On the touch screen application “How would I like to live?” in the room “Building”, visitors can define their idea of their own living space in a playful and graphically intriguing way: In what type of house? With which flatmates? In which neighborhood in Riehen? As a finale, a poster with one’s own living profile is generated, which can be sent to one’s email address.
Another important area of life, “working”, is also portrayed on a touch screen. Users can select various little cards with questions like “Who or what do you want to work with?”, and drag them into a digital box. At the end, users again receive a collage of their individual ideas about work, which can also be emailed to them.
For these two stations Tweaklab was responsible for the media planning, the interactive concept, and the programming.
In another room, the theme is “growing”. As soon as visitors step in front of a vertical projection, their cast shadow appears on a screen. When the person then assumes various suggested poses, the shadow transforms into various figures such as a crocodile or a skeleton.
This transformation is accompanied by facts about growing. The installation consists of a computer and a camera. The image of the camera is analyzed with Openpose (Deeplearning). The resulting gestures and outlines of the person in front of the camera are then playfully composed. Tweaklab did the media planning, programming, and animation for this installation.
In “Shapes” the visitors can become active themselves: with different materials like figurines, stones, screws, etc. a picture can be arranged, which can then be photographed with a webcam and sent one’s email, as well as broadcast on the monitor in the room “Collections”.
The topic “Collecting”, located in the lower basement, showcases boxes containing private collecting passions, such as Barbies, wine labels or even PEZ figures. Tweaklab has installed a rolling screen with a projector and a sound system, so the room can also be used for presentations.
The centerpiece of the “storytelling” room are display cases in which exhibits on various themes are arranged. The explanatory texts for the collection items can be accessed via Tweaklab handsets.
In the “Living” room, everyday objects are humorously presented in the form of media: a video about brushing one’s teeth is accompanied by the soundtrack from a shower head; the story about a tin can is heard from a corresponding tin can; a screen is integrated into a soup bowl, on which an alphabet soup repeatedly forms new words; and when one takes the receiver off a telephone, you hear children telling their favorite jokes.
In the production on “Dreams” one can immerse oneself in the dream worlds of children, which were translated into landscapes and sound together with the museum staff. The installation of the speakers was done by Tweaklab.
Audio stations are distributed throughout the museum where visitors can learn about the life and work of Johann Rudolf Wettstein – the man who gave the building its name. These are realized with Tweaklab handsets, where the sound file starts when the listener picks up the handset.

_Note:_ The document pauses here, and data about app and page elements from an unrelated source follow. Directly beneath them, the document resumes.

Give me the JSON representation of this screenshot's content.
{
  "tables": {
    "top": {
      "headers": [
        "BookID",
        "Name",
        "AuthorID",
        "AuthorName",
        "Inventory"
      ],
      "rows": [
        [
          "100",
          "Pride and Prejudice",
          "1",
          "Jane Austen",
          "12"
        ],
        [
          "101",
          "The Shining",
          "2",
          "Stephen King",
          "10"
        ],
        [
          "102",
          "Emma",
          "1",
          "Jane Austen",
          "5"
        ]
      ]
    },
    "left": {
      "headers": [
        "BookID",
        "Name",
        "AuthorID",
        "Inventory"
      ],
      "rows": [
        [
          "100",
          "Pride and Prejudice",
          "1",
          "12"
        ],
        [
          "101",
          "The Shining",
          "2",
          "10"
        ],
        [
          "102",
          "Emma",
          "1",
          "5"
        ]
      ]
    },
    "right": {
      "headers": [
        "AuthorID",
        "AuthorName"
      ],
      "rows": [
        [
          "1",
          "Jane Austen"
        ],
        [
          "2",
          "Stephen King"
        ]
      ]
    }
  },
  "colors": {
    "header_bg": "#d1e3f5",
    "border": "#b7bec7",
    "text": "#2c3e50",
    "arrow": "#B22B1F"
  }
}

Tweaklab was responsible for the media planning, programming and installation of the media stations in the exhibition.

Location: MUKS Museum Kultur und Spiel Riehen
Scenography: Emyl Basel

New permanent exhibition from June 12, 2021